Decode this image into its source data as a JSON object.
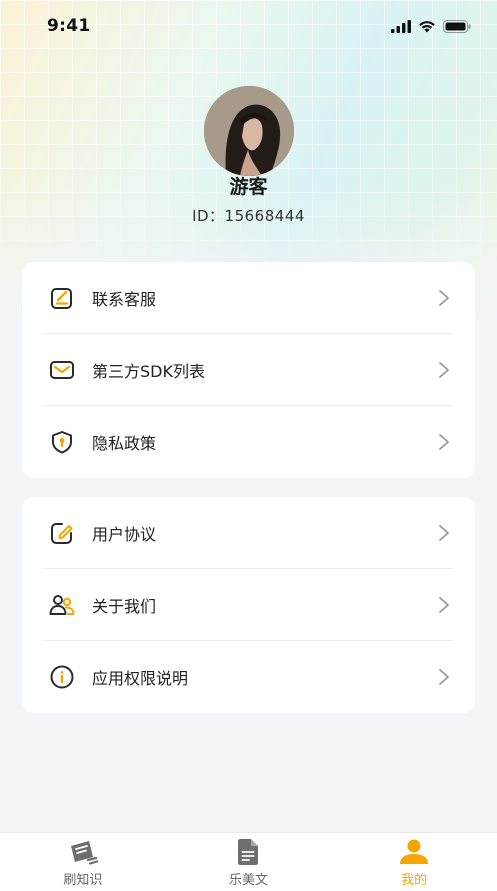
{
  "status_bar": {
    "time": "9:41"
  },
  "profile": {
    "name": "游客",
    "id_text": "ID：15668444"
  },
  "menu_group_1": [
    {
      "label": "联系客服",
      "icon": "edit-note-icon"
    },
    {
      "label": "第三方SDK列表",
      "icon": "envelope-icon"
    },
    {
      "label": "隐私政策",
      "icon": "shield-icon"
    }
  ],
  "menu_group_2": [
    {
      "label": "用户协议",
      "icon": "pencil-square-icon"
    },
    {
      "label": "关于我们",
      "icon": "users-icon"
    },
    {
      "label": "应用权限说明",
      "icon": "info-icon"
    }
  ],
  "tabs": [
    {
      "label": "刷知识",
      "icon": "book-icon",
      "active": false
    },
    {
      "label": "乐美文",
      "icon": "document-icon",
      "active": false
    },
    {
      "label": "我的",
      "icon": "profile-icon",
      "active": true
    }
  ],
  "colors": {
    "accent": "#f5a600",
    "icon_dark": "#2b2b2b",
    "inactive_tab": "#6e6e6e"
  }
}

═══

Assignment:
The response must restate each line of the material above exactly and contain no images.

Problem solution:
Decode this image into its source data as a JSON object.
{
  "status_bar": {
    "time": "9:41"
  },
  "profile": {
    "name": "游客",
    "id_text": "ID：15668444"
  },
  "menu_group_1": [
    {
      "label": "联系客服",
      "icon": "edit-note-icon"
    },
    {
      "label": "第三方SDK列表",
      "icon": "envelope-icon"
    },
    {
      "label": "隐私政策",
      "icon": "shield-icon"
    }
  ],
  "menu_group_2": [
    {
      "label": "用户协议",
      "icon": "pencil-square-icon"
    },
    {
      "label": "关于我们",
      "icon": "users-icon"
    },
    {
      "label": "应用权限说明",
      "icon": "info-icon"
    }
  ],
  "tabs": [
    {
      "label": "刷知识",
      "icon": "book-icon",
      "active": false
    },
    {
      "label": "乐美文",
      "icon": "document-icon",
      "active": false
    },
    {
      "label": "我的",
      "icon": "profile-icon",
      "active": true
    }
  ],
  "colors": {
    "accent": "#f5a600",
    "icon_dark": "#2b2b2b",
    "inactive_tab": "#6e6e6e"
  }
}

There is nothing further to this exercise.